Did you know that sharing screen time with children builds your relationship and helps children learn? And, of course, sharing screen time with your children can be fun!
How can I manage sibling conflict?
Disagreements and fights among children are very common. Conflict with children is common too, especially as children get older. Conflict can be a great chance for your children to practise social skills and for you to be a problem-solving role model:
- Preventing sibling fights: eight tips
- Handling sibling fights
- Teenage sibling fighting
- Teenage sibling fighting: options
- Conflict management with teenagers
You can help your children stay connected with friends and schoolmates during physical distancing and self-isolation. For example, children of all ages can use video chat apps. Older children and teenagers can make the most of social media.

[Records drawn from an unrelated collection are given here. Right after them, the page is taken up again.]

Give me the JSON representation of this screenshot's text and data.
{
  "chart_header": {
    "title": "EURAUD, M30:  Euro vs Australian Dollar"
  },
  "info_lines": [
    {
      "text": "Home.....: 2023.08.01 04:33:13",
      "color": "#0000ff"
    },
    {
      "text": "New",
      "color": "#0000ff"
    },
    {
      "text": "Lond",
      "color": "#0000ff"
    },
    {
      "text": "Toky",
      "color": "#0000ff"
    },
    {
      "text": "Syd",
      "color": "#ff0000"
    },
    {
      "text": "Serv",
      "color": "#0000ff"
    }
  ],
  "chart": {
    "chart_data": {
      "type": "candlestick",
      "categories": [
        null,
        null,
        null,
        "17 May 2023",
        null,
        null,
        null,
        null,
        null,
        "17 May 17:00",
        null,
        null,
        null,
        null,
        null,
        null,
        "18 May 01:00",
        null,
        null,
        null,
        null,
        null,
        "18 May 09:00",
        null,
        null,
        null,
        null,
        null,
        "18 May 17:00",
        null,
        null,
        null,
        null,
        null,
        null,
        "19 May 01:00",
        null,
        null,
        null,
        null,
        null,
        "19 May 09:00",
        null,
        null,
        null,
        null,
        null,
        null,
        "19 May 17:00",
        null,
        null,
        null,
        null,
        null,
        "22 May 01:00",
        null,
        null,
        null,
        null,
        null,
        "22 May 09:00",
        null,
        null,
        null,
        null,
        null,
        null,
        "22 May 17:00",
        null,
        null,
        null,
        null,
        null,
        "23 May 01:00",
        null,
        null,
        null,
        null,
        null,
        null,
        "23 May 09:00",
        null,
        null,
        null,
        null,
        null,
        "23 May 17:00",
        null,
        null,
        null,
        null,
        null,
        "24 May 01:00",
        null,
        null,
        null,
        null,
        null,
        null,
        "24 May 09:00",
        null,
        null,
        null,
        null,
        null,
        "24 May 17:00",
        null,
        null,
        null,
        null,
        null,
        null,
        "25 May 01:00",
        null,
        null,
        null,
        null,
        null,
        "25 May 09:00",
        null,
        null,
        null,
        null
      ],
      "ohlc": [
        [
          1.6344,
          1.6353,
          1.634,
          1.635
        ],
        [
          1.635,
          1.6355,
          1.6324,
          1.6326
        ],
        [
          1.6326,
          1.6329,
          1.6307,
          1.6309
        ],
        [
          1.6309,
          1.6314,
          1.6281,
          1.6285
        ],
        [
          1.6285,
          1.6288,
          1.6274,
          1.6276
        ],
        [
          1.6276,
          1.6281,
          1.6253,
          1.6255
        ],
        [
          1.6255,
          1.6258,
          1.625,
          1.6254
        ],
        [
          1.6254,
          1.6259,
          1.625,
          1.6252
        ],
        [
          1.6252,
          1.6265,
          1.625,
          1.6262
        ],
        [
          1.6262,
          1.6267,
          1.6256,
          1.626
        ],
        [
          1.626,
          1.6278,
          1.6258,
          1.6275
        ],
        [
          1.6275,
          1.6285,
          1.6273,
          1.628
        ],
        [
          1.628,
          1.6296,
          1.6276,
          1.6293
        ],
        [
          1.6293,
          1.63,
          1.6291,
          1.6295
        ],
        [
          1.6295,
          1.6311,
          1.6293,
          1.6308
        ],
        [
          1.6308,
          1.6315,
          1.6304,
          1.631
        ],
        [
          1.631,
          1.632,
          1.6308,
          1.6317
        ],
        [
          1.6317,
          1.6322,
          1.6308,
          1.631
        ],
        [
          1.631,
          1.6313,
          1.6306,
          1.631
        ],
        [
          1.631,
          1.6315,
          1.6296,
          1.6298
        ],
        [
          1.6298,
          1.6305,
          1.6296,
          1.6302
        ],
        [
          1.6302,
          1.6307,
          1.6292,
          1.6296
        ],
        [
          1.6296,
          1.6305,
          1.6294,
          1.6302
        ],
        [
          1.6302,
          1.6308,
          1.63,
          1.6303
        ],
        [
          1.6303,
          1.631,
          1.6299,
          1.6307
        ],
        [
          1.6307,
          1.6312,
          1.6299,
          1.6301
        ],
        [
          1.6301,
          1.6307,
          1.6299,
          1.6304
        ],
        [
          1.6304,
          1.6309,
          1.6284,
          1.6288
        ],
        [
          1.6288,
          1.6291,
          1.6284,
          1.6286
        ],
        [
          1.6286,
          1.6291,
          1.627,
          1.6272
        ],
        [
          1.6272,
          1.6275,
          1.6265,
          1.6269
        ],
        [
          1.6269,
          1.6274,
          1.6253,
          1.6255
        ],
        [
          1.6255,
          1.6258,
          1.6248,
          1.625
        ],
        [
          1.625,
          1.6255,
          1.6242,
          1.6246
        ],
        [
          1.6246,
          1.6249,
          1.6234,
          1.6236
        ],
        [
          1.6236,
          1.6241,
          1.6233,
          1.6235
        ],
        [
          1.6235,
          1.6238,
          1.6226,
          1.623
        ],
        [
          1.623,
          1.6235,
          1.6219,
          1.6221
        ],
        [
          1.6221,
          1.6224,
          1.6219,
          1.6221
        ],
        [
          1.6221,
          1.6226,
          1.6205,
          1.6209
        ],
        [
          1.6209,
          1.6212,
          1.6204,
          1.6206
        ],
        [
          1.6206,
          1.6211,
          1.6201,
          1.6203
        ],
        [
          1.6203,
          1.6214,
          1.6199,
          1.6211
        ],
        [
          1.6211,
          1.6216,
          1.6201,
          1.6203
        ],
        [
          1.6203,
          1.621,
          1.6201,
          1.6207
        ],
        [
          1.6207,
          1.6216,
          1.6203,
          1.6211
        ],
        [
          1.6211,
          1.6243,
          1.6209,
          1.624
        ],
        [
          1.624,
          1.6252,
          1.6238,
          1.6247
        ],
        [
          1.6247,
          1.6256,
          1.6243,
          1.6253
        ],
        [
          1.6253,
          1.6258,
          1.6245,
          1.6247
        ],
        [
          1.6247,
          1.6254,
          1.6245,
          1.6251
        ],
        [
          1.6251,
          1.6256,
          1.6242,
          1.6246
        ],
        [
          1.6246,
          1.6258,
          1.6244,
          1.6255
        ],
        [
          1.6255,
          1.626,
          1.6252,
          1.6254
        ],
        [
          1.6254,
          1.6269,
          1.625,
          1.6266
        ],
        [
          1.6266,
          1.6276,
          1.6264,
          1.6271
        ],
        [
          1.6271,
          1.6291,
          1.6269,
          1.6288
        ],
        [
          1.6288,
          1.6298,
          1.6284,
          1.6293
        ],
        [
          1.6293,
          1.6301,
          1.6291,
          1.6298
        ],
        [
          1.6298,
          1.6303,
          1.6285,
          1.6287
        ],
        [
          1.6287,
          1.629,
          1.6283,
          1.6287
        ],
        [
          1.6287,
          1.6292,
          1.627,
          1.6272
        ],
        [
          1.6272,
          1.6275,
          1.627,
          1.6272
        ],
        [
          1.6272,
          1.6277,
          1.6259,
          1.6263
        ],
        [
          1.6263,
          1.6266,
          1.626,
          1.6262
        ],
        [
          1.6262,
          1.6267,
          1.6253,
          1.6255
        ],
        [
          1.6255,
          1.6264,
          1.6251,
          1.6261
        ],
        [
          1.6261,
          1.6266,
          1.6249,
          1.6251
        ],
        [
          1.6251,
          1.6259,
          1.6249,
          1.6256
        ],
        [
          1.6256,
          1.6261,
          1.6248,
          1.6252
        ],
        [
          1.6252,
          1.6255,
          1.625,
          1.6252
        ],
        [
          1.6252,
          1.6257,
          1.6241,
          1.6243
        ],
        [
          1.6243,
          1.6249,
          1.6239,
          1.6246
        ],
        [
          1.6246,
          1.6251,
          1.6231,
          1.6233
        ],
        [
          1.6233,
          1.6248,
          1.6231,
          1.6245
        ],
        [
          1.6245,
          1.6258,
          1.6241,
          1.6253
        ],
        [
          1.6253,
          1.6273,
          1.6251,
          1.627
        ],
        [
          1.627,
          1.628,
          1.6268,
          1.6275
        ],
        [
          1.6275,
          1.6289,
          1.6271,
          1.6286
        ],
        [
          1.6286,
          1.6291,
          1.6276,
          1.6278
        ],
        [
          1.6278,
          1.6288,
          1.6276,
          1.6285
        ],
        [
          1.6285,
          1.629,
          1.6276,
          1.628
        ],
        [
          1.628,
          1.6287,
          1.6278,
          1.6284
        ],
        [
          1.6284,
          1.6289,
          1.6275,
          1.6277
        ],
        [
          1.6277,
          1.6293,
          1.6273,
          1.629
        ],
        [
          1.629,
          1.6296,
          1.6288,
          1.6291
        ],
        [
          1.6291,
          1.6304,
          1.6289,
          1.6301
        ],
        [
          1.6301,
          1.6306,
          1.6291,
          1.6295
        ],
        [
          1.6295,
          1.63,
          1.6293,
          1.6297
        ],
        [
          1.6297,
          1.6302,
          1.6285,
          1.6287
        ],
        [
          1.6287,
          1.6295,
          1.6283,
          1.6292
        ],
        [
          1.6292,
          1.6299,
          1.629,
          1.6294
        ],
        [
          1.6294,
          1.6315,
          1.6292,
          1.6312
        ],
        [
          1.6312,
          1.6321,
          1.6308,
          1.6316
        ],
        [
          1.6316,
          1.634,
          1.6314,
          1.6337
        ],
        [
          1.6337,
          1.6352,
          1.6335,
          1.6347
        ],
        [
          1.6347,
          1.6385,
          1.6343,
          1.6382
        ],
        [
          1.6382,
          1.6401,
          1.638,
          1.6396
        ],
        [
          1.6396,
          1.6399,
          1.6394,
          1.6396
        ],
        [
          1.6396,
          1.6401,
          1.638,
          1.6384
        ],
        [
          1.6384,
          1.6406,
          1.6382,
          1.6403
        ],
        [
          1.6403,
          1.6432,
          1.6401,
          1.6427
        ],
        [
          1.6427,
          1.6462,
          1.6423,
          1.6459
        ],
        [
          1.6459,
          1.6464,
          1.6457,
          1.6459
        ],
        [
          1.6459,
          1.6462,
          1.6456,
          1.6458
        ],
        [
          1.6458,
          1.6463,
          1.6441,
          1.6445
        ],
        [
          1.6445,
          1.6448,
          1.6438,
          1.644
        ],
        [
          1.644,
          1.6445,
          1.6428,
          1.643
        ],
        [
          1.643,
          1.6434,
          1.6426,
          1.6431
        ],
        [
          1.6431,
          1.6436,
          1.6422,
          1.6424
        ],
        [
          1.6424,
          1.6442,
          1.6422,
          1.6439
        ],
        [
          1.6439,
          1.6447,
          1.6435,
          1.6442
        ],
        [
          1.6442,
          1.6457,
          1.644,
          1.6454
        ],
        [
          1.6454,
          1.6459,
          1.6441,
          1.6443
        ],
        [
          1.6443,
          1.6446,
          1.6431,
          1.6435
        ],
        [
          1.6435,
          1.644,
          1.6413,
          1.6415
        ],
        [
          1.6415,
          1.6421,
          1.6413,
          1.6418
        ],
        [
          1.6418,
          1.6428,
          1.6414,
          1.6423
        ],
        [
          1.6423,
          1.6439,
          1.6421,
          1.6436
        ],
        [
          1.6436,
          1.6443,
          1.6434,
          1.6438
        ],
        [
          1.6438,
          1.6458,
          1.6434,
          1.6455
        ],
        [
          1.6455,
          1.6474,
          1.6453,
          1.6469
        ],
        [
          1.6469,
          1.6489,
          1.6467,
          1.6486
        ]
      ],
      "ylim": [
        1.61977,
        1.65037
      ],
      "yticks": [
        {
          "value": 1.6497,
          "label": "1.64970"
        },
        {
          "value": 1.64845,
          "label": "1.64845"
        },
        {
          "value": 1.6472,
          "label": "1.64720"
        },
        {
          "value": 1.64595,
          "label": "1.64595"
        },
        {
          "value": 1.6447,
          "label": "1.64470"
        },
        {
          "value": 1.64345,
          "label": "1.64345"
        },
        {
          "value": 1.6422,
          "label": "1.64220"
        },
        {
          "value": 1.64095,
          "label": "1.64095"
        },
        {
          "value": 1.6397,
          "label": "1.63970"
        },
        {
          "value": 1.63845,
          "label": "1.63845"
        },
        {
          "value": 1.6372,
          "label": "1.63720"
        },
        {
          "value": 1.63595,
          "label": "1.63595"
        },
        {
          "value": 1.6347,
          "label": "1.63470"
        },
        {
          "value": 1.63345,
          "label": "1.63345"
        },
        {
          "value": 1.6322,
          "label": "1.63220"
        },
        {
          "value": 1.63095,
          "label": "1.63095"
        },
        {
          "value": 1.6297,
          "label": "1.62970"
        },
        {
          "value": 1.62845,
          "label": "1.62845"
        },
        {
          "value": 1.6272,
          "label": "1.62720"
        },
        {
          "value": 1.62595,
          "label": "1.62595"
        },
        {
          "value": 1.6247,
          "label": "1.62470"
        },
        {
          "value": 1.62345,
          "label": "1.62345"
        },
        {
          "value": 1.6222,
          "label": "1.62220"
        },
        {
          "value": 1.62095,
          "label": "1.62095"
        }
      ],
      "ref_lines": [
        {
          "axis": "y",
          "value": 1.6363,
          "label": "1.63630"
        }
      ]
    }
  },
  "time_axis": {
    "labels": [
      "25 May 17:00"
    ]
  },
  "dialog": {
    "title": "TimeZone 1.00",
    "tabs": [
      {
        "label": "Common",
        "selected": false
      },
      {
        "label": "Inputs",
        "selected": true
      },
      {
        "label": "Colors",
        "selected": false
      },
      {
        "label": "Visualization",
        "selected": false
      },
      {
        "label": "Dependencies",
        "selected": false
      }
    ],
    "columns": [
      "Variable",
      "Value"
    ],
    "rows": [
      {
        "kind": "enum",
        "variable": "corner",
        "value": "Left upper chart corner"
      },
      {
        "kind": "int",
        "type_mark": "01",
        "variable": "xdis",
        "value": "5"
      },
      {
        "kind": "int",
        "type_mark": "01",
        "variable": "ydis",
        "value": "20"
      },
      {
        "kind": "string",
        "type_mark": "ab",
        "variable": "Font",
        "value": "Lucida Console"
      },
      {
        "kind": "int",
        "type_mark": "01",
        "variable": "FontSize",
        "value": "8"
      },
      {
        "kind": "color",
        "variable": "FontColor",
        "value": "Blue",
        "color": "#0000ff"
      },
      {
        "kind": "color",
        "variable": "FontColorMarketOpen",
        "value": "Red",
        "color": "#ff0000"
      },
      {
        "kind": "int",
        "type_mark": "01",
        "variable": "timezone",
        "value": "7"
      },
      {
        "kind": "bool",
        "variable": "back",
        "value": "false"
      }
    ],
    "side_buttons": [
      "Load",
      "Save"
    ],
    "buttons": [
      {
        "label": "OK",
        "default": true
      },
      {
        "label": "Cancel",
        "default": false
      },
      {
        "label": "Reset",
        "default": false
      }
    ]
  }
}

And why not get some postcards, writing paper and stamps, so children can stay connected the old-fashioned way?
I’m worried about my children’s mental health. What should I do?

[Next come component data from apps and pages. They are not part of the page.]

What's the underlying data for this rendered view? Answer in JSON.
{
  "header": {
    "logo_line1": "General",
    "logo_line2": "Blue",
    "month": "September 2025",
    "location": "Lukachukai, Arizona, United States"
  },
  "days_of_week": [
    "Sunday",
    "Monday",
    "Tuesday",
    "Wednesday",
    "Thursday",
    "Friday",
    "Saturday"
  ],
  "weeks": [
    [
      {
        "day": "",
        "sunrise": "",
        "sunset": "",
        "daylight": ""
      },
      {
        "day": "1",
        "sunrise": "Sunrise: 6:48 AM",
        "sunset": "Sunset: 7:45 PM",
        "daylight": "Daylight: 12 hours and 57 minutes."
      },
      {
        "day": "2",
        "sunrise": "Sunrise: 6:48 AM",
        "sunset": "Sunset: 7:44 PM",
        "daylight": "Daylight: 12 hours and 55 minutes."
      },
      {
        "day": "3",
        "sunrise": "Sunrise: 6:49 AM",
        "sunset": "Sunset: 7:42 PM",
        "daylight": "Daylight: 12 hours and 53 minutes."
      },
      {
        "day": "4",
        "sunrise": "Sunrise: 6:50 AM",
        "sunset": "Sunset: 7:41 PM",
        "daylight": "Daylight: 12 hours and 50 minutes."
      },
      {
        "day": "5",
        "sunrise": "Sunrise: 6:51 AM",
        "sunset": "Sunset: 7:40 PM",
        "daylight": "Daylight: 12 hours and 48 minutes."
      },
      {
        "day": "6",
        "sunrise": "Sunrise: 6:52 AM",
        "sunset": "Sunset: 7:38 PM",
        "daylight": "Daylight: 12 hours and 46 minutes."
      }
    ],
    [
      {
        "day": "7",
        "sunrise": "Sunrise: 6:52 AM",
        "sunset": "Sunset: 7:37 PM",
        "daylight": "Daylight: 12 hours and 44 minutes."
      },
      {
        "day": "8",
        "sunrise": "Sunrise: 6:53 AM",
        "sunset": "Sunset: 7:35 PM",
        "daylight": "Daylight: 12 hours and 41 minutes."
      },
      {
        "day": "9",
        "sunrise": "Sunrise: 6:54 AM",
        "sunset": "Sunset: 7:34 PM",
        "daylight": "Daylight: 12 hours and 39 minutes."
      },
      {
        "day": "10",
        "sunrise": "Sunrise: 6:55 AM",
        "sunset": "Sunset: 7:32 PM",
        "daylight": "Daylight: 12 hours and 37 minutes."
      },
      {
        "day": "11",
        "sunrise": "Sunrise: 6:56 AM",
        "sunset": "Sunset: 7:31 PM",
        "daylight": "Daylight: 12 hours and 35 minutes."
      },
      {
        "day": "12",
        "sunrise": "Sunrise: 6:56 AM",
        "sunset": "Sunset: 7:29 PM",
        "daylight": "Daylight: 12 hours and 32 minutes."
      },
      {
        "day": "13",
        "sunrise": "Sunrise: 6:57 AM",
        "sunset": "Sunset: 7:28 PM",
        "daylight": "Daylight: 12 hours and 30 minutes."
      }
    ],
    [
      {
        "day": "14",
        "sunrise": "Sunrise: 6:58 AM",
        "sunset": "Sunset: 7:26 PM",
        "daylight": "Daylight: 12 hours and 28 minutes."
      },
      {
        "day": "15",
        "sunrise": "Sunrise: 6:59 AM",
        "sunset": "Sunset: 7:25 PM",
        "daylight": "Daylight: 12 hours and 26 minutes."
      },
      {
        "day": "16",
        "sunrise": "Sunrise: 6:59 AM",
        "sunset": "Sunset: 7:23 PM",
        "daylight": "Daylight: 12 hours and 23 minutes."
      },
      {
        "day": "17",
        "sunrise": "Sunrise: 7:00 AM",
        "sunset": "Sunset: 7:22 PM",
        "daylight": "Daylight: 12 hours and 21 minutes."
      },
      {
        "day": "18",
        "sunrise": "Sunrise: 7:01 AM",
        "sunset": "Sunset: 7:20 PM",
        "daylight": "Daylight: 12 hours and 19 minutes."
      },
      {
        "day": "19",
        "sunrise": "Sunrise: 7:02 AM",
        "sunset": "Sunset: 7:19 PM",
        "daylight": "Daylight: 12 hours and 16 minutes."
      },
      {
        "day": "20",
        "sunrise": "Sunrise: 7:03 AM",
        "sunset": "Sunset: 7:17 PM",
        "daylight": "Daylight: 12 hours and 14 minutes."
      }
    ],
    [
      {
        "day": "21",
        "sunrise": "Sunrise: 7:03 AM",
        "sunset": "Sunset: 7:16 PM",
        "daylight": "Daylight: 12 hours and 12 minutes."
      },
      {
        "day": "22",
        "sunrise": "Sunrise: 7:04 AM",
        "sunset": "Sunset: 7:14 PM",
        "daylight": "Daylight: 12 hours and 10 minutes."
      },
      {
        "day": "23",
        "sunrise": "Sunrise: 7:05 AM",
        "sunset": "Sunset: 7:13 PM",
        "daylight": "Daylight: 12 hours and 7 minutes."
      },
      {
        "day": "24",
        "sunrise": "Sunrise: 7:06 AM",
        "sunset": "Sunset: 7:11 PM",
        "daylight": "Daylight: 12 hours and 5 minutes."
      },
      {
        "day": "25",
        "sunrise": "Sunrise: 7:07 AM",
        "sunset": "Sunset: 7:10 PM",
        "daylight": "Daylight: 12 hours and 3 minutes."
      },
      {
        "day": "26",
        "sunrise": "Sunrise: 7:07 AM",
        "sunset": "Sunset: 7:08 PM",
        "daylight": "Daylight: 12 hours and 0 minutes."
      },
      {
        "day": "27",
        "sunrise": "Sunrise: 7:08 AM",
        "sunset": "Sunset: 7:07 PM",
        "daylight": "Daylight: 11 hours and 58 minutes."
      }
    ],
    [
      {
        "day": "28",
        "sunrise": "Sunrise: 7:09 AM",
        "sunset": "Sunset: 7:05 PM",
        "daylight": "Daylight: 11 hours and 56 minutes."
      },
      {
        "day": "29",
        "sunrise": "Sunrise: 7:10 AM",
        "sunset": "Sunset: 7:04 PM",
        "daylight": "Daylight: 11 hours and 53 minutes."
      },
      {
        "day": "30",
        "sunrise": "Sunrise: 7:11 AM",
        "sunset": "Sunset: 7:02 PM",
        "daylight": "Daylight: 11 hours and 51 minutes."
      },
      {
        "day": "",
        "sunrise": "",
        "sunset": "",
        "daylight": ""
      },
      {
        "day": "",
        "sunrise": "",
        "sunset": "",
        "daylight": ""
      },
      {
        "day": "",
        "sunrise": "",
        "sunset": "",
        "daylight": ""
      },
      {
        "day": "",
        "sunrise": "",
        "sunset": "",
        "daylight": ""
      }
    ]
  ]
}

It’s natural for children and teenagers to have ups and downs during challenging experiences. But sometimes children don’t ‘bounce back’ from the downs, and this starts to affect other parts of their lives. This can be a sign of mental health problems:
- Mental health problems: children 3-8 years
- Anxiety and fears in children
- Anxiety in teenagers
- Depression in children: 3-8 years
- Pre-teen and teenage depression
There are lots of things you can do to support your children’s mental health at home, including a family focus on positive thinking. There are also many support services that can help your children, including Kids Helpline on 1800 551 800, Youth Beyond Blue on 1300 224 636, and eheadspace on 1800 650 890.
I’m worried about my mental health. What should I do?
Caring for children during physical distancing and self-isolation is a big and important job. It’s natural to worry about managing this situation. Seeking support is good for you and your children, especially if you’re struggling with any of these issues:
- Stress and stress management: grown-ups
- Dealing with anxiety: tips for parents
- Anger and anger management for parents
- Conflict management for parents
If you need support, your GP is a good place to start. They might offer phone consultations. You can also call your state or territory parenting helpline, Lifeline on 131 114, Beyond Blue on 1300 224 636, and the National Sexual Assault, Domestic Family Violence Counselling Service on 1800RESPECT (1800 737 732).
My child has additional needs. How can I handle physical distancing and self-isolation?
Many of our tips for typically developing children can help children with additional needs too, although you might need to adapt some things. Here are more ideas for children with additional needs: